Consumer product manufacturers and their packaging suppliers should make renewed efforts to ensure compliance with the California Toxics in Packaging Prevention Act (TIPPA) (see Cal. Health and Safety Code Section 25214.11) which limits the content of toxic metals (i.e., lead, cadmium, mercury or hexavalent chromium) to 100 ppm. Sale of any product with packaging exceeding this content limit is prohibited in the State of California. (Section 25214.13).
It appears in early 2018 that the enforcement focus is on all glass packaging since it the presence of recycled cullet increases the chance that incidental concentrations of lead will exceed 100 ppm. Inspections and investigations have begun with products purchased in stores of at least 5 major retailers.
At the same time, district attorneys and state prosecutors are showing an increased interest in policing claims of “biodegradability” on consumer product and packaging labels. The focus here is on plastic, not glass, since California law prohibits the sale of plastic labeled “biodegradeable”. (Cal. Pub. Res. Code Section 42357(b)). Prosecutors can seek penalties of up $5,000 per item sold carrying that label.

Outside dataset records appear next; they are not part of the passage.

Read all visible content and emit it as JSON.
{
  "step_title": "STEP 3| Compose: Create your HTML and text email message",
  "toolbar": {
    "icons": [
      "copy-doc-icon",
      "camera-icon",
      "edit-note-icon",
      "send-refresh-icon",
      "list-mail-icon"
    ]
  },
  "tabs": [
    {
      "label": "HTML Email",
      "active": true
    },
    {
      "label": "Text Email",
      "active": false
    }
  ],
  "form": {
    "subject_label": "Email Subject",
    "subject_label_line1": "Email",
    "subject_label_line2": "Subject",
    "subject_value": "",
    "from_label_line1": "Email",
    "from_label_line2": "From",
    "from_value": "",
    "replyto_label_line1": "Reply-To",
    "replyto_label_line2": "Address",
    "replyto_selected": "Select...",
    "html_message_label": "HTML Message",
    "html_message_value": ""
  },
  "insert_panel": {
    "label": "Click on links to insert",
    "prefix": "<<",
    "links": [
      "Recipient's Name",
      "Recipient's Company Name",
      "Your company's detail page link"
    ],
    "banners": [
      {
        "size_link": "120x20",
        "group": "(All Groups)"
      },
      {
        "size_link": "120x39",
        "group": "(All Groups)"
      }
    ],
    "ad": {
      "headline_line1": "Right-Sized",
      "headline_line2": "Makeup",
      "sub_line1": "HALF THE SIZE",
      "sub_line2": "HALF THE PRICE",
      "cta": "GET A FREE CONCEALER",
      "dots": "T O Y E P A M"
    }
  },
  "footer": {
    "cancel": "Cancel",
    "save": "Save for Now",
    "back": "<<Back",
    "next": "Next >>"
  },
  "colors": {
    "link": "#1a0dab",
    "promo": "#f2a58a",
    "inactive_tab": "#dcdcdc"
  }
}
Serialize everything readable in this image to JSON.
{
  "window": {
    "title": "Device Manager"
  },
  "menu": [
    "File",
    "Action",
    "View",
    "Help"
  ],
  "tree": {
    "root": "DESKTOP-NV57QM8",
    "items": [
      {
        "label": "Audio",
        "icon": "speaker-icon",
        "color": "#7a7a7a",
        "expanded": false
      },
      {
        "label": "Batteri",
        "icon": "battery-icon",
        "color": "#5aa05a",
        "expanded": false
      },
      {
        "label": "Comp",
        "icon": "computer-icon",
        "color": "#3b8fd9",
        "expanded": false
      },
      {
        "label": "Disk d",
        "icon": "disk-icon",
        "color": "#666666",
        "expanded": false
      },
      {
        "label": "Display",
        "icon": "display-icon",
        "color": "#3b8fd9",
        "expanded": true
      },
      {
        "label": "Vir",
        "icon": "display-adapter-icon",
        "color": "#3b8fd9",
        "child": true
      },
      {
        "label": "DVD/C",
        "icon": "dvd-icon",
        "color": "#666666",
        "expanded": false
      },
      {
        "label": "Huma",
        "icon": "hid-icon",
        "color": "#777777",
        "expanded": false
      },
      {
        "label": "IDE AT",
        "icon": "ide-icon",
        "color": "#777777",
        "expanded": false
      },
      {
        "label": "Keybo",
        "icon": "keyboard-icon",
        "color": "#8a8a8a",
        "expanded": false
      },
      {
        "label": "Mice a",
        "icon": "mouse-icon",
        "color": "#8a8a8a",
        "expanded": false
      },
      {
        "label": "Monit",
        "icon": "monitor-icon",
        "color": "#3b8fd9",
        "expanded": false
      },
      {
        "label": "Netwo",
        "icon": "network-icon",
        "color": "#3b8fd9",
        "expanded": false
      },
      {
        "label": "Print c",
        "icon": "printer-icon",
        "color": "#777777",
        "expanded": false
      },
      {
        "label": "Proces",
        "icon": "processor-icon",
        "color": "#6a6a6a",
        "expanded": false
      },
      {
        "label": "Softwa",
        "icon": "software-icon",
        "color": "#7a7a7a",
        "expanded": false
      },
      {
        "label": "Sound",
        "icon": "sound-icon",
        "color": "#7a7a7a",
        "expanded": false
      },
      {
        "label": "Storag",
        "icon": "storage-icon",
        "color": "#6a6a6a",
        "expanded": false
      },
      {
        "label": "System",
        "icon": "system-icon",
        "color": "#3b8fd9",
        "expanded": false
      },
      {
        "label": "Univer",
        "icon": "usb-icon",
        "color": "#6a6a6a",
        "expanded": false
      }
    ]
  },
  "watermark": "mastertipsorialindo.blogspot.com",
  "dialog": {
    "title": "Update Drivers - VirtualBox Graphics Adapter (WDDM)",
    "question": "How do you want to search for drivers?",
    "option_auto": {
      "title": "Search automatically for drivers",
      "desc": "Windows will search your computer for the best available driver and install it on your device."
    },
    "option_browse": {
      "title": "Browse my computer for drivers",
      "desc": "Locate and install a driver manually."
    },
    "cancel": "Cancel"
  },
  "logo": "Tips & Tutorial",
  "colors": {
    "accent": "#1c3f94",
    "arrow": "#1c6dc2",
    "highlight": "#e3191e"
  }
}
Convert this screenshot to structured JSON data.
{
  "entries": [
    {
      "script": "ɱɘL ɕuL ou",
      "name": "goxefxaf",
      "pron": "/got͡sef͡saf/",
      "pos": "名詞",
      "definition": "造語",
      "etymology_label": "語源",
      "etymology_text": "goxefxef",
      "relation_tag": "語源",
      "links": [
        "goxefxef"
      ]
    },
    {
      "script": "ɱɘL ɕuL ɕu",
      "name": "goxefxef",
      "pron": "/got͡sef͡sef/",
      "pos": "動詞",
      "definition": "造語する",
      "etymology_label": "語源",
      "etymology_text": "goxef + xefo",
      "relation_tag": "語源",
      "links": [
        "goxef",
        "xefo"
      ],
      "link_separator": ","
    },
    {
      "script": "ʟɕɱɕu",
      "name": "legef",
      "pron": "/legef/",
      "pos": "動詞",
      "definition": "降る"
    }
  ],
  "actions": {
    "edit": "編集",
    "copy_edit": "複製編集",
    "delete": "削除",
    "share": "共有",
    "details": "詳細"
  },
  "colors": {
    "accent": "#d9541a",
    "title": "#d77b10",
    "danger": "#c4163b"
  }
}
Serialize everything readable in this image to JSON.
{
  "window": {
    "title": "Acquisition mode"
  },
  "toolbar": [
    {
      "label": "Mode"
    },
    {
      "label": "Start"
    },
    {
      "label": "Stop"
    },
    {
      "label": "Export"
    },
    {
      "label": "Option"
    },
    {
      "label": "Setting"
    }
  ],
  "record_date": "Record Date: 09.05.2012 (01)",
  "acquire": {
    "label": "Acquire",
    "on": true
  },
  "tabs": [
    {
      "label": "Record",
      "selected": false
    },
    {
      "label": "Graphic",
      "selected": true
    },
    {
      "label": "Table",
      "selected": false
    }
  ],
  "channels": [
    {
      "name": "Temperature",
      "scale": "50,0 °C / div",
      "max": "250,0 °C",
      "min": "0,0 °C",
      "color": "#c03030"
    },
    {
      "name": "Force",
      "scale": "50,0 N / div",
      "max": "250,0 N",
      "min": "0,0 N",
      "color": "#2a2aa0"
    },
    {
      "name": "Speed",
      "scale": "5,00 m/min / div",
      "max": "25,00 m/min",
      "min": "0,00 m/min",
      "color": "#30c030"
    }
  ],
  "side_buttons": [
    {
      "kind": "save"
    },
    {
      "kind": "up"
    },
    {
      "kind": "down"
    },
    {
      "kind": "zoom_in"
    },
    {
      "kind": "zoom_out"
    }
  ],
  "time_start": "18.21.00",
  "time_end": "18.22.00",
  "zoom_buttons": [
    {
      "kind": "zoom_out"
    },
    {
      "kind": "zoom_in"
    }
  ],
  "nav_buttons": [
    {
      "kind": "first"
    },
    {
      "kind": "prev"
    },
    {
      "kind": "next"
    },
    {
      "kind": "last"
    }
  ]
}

Retailers, manufacturers, brand owners, distributors are advised to review their sales inventory in California to ensure compliance.